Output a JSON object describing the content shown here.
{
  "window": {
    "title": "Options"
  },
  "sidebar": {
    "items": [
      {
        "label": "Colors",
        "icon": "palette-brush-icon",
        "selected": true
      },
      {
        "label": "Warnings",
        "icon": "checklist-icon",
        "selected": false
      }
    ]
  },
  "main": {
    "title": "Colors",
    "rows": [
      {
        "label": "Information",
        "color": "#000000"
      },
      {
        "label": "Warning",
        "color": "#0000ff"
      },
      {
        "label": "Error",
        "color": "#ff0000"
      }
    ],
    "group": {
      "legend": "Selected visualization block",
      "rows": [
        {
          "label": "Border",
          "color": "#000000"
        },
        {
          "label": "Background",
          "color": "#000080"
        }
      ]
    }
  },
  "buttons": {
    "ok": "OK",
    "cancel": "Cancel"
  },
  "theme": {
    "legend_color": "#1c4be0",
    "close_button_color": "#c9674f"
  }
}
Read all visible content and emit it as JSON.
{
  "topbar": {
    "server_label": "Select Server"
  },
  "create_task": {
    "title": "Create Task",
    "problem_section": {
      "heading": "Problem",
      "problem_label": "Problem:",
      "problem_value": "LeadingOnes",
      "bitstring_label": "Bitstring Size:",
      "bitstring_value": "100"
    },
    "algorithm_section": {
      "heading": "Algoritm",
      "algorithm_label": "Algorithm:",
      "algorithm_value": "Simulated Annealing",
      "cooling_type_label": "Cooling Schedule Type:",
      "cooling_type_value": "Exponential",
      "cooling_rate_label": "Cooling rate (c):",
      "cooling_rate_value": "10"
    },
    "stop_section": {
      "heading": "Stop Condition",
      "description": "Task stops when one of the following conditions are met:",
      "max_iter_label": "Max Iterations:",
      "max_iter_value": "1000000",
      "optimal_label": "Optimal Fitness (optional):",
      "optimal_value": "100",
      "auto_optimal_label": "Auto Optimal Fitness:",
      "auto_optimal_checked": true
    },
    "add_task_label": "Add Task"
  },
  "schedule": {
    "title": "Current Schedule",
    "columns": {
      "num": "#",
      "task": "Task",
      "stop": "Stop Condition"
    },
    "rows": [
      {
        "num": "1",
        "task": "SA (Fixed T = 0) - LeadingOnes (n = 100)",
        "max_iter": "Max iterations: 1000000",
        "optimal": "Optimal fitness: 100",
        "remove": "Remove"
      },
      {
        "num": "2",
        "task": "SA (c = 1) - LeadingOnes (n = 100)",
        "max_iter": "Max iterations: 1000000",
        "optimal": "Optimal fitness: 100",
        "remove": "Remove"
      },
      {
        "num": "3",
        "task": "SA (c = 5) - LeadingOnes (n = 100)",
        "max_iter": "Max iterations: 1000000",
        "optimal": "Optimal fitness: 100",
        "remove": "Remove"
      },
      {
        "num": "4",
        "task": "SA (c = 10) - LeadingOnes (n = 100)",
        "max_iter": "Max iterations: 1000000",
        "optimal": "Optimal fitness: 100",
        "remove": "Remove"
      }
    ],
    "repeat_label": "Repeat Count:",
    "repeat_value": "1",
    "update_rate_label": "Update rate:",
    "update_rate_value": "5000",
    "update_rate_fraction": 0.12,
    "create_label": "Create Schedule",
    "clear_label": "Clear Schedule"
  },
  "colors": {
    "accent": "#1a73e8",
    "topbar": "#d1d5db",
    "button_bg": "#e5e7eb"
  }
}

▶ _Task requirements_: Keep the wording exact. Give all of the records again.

▶ _Answer space_:
Output a JSON object describing the content shown here.
{
  "window": {
    "title": "Options"
  },
  "sidebar": {
    "items": [
      {
        "label": "Colors",
        "icon": "palette-brush-icon",
        "selected": true
      },
      {
        "label": "Warnings",
        "icon": "checklist-icon",
        "selected": false
      }
    ]
  },
  "main": {
    "title": "Colors",
    "rows": [
      {
        "label": "Information",
        "color": "#000000"
      },
      {
        "label": "Warning",
        "color": "#0000ff"
      },
      {
        "label": "Error",
        "color": "#ff0000"
      }
    ],
    "group": {
      "legend": "Selected visualization block",
      "rows": [
        {
          "label": "Border",
          "color": "#000000"
        },
        {
          "label": "Background",
          "color": "#000080"
        }
      ]
    }
  },
  "buttons": {
    "ok": "OK",
    "cancel": "Cancel"
  },
  "theme": {
    "legend_color": "#1c4be0",
    "close_button_color": "#c9674f"
  }
}
Read all visible content and emit it as JSON.
{
  "topbar": {
    "server_label": "Select Server"
  },
  "create_task": {
    "title": "Create Task",
    "problem_section": {
      "heading": "Problem",
      "problem_label": "Problem:",
      "problem_value": "LeadingOnes",
      "bitstring_label": "Bitstring Size:",
      "bitstring_value": "100"
    },
    "algorithm_section": {
      "heading": "Algoritm",
      "algorithm_label": "Algorithm:",
      "algorithm_value": "Simulated Annealing",
      "cooling_type_label": "Cooling Schedule Type:",
      "cooling_type_value": "Exponential",
      "cooling_rate_label": "Cooling rate (c):",
      "cooling_rate_value": "10"
    },
    "stop_section": {
      "heading": "Stop Condition",
      "description": "Task stops when one of the following conditions are met:",
      "max_iter_label": "Max Iterations:",
      "max_iter_value": "1000000",
      "optimal_label": "Optimal Fitness (optional):",
      "optimal_value": "100",
      "auto_optimal_label": "Auto Optimal Fitness:",
      "auto_optimal_checked": true
    },
    "add_task_label": "Add Task"
  },
  "schedule": {
    "title": "Current Schedule",
    "columns": {
      "num": "#",
      "task": "Task",
      "stop": "Stop Condition"
    },
    "rows": [
      {
        "num": "1",
        "task": "SA (Fixed T = 0) - LeadingOnes (n = 100)",
        "max_iter": "Max iterations: 1000000",
        "optimal": "Optimal fitness: 100",
        "remove": "Remove"
      },
      {
        "num": "2",
        "task": "SA (c = 1) - LeadingOnes (n = 100)",
        "max_iter": "Max iterations: 1000000",
        "optimal": "Optimal fitness: 100",
        "remove": "Remove"
      },
      {
        "num": "3",
        "task": "SA (c = 5) - LeadingOnes (n = 100)",
        "max_iter": "Max iterations: 1000000",
        "optimal": "Optimal fitness: 100",
        "remove": "Remove"
      },
      {
        "num": "4",
        "task": "SA (c = 10) - LeadingOnes (n = 100)",
        "max_iter": "Max iterations: 1000000",
        "optimal": "Optimal fitness: 100",
        "remove": "Remove"
      }
    ],
    "repeat_label": "Repeat Count:",
    "repeat_value": "1",
    "update_rate_label": "Update rate:",
    "update_rate_value": "5000",
    "update_rate_fraction": 0.12,
    "create_label": "Create Schedule",
    "clear_label": "Clear Schedule"
  },
  "colors": {
    "accent": "#1a73e8",
    "topbar": "#d1d5db",
    "button_bg": "#e5e7eb"
  }
}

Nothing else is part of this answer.